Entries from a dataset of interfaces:
____________
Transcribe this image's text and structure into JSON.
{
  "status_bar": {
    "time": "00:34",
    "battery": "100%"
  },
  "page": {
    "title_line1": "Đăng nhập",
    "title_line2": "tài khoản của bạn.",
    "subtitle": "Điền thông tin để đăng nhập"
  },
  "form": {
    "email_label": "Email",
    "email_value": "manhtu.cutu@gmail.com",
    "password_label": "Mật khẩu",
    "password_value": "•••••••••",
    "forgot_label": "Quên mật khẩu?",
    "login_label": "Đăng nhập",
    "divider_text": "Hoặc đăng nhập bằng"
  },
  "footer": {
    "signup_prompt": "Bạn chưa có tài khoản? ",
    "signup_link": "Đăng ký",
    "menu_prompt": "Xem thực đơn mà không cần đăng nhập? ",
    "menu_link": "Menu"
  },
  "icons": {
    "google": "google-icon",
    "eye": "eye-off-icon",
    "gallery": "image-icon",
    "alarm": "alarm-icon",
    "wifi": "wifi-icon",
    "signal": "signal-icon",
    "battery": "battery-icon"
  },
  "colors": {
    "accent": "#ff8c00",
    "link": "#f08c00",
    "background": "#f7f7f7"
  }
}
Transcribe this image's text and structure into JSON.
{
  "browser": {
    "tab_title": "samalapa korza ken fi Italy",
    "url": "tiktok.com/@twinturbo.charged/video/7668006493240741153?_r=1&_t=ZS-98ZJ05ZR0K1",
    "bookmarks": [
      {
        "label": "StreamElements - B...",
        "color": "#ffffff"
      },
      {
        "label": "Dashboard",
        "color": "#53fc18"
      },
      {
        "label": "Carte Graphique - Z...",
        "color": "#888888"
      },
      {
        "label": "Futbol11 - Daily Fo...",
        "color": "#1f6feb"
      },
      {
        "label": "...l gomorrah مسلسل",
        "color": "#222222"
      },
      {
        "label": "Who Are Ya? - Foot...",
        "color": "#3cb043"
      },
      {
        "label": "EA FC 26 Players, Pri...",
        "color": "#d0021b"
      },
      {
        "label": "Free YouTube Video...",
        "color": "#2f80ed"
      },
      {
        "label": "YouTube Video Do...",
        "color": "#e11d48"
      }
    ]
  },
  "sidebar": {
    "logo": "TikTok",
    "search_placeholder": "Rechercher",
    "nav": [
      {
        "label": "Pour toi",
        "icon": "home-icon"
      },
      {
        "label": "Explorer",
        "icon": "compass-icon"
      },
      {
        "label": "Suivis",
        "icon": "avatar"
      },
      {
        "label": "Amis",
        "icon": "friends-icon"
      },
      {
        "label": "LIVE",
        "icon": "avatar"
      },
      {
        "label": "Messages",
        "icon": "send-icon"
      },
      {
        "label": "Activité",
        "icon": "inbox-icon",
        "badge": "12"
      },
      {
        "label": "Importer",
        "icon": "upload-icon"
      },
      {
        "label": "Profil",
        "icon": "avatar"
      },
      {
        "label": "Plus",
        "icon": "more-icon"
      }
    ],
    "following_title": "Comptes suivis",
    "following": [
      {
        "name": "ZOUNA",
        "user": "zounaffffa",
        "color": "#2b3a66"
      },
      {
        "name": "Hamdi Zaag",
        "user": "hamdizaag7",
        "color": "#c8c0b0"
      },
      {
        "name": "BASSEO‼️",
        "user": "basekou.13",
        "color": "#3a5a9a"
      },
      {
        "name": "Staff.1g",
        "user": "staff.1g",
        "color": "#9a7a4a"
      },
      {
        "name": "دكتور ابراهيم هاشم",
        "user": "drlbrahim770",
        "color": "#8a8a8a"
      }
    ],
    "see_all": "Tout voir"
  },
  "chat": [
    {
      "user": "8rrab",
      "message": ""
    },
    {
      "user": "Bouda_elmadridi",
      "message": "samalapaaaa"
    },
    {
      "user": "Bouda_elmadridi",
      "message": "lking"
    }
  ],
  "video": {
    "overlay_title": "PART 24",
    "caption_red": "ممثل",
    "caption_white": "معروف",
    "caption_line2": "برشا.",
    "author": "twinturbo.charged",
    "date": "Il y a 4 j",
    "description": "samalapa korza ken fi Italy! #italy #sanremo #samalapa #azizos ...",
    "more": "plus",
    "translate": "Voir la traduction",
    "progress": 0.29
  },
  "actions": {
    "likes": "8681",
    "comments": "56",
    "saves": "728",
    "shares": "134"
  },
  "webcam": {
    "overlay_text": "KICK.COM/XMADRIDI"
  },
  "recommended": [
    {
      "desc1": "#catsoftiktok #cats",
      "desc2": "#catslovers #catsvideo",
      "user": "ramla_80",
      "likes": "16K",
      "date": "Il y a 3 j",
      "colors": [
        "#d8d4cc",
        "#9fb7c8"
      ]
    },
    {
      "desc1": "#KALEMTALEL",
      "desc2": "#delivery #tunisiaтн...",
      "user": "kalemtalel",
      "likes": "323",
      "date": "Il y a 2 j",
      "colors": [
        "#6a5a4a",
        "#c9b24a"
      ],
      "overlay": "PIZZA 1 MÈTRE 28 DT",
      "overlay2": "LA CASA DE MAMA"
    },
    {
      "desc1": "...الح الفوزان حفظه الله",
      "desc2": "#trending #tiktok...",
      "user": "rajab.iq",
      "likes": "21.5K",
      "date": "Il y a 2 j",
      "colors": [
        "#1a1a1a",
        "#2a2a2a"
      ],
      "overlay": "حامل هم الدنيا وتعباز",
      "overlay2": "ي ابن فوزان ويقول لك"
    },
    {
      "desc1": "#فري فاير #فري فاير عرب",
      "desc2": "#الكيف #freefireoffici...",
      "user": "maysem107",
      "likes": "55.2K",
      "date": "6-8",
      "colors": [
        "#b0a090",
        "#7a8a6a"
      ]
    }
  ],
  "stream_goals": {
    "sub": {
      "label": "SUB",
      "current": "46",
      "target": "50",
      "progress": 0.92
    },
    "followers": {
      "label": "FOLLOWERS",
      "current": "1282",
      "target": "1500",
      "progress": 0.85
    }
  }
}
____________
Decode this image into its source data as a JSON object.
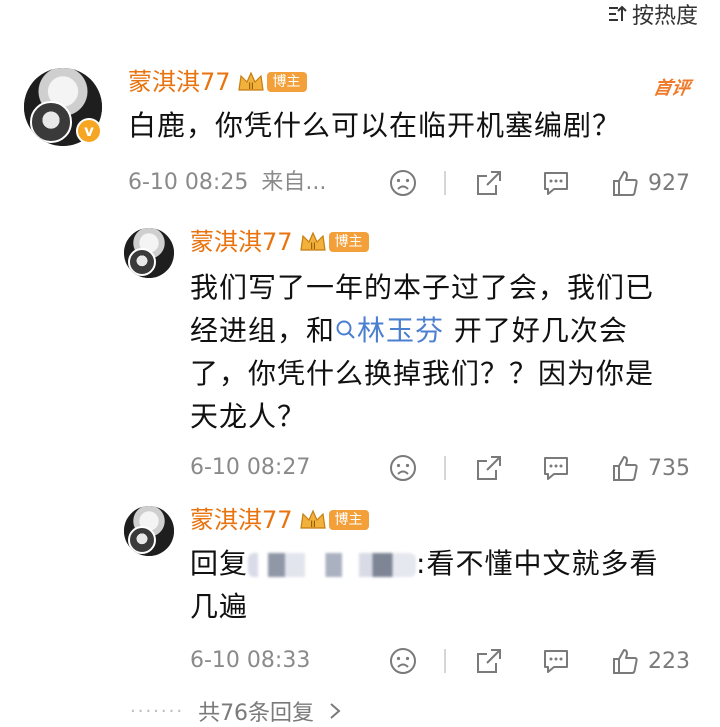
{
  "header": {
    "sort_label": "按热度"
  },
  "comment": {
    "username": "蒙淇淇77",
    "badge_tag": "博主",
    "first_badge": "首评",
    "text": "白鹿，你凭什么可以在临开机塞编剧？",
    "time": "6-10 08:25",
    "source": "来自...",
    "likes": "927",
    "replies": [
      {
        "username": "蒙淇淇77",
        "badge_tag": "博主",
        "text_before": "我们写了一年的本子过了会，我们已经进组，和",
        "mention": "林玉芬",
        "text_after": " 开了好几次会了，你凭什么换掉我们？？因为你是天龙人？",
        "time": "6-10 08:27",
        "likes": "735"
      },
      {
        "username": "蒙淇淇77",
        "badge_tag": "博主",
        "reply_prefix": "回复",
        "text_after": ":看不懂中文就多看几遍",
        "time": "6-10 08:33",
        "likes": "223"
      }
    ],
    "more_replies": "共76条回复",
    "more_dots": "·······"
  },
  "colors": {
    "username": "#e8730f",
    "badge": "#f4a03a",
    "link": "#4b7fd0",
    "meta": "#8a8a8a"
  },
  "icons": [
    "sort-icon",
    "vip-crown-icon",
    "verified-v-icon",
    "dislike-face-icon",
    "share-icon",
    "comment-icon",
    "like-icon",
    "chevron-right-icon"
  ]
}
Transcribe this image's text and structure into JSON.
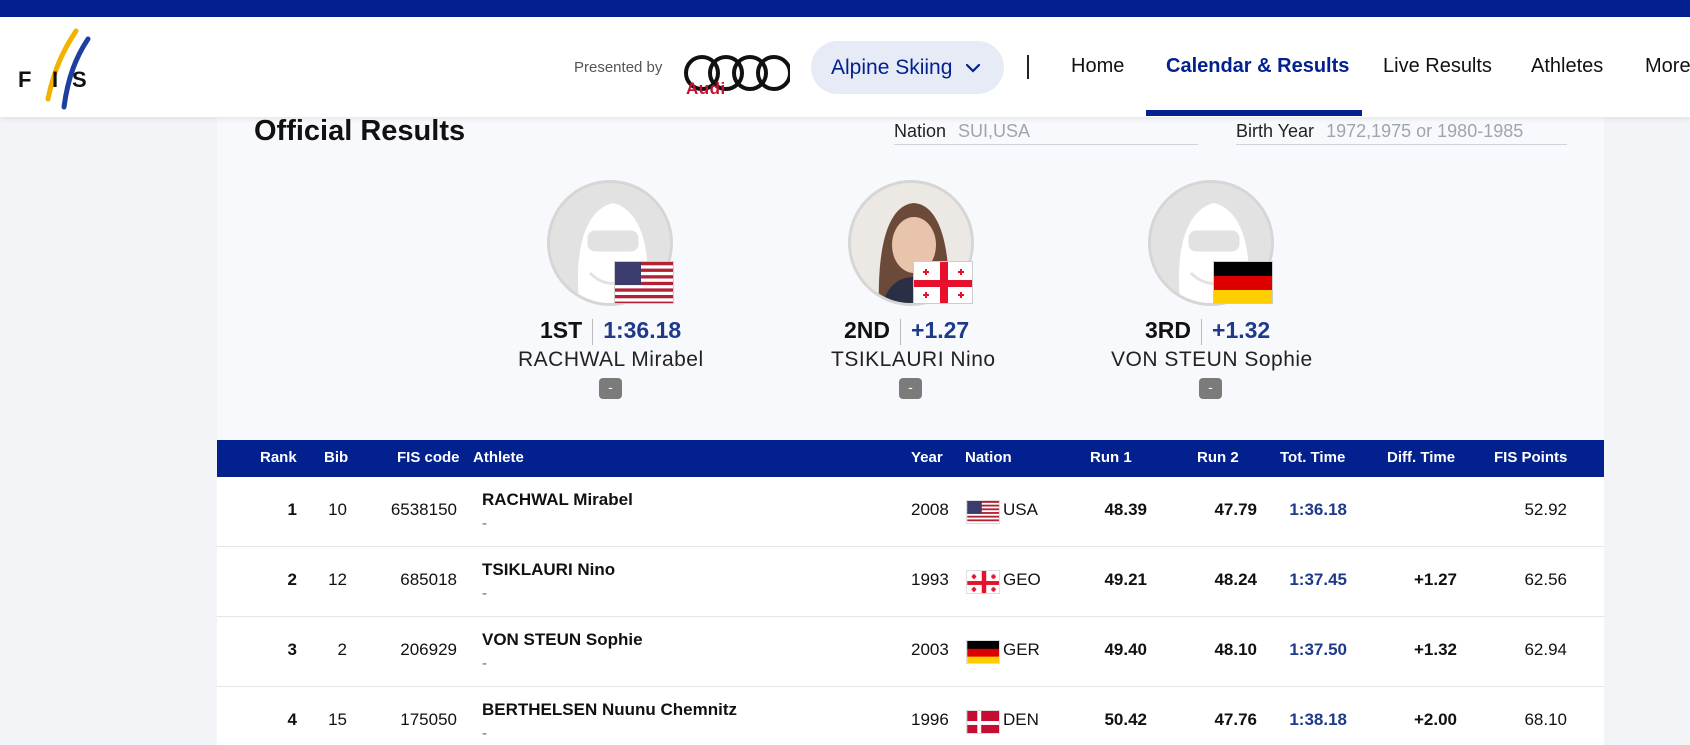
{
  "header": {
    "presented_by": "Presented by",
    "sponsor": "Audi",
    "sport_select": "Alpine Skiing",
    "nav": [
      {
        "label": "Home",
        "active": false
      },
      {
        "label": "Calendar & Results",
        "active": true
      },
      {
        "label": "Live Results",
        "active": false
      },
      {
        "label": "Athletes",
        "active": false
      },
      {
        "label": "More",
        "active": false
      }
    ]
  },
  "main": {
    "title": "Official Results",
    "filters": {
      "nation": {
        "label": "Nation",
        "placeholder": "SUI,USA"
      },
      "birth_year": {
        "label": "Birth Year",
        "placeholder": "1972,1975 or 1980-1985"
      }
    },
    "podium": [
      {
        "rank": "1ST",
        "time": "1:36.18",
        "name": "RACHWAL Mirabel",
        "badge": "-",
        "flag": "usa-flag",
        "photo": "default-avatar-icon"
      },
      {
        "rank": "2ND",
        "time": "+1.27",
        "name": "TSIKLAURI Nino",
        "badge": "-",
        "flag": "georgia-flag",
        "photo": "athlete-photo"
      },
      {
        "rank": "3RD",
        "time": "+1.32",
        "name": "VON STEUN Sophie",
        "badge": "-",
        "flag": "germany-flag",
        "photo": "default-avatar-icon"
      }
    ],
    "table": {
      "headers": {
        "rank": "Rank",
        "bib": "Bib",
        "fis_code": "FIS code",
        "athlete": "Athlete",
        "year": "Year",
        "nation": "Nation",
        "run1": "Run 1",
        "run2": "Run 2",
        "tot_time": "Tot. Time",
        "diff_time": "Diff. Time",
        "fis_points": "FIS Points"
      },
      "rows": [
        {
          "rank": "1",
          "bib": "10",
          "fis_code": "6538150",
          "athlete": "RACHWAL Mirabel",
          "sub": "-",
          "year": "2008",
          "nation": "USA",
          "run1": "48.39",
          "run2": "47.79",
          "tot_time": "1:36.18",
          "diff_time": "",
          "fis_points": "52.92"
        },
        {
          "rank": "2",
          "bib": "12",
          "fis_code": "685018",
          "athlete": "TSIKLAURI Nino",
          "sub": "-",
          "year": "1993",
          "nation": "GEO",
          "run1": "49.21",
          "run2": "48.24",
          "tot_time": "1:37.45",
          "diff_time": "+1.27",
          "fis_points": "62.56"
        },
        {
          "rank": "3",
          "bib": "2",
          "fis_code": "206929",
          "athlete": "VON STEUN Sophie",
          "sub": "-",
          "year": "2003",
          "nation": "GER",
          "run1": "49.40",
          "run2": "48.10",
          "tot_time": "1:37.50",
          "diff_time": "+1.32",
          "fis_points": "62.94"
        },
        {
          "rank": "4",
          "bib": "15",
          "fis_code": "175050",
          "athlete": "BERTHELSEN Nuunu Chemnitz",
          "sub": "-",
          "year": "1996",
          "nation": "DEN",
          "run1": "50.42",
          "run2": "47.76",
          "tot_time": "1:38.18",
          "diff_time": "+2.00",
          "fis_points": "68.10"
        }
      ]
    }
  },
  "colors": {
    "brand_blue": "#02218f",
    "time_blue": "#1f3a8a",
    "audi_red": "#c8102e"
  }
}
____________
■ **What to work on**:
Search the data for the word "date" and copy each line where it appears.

■ **Task result**:
    "date": "Il y a 4 j",
      "date": "Il y a 3 j",
      "date": "Il y a 2 j",
      "date": "Il y a 2 j",
      "date": "6-8",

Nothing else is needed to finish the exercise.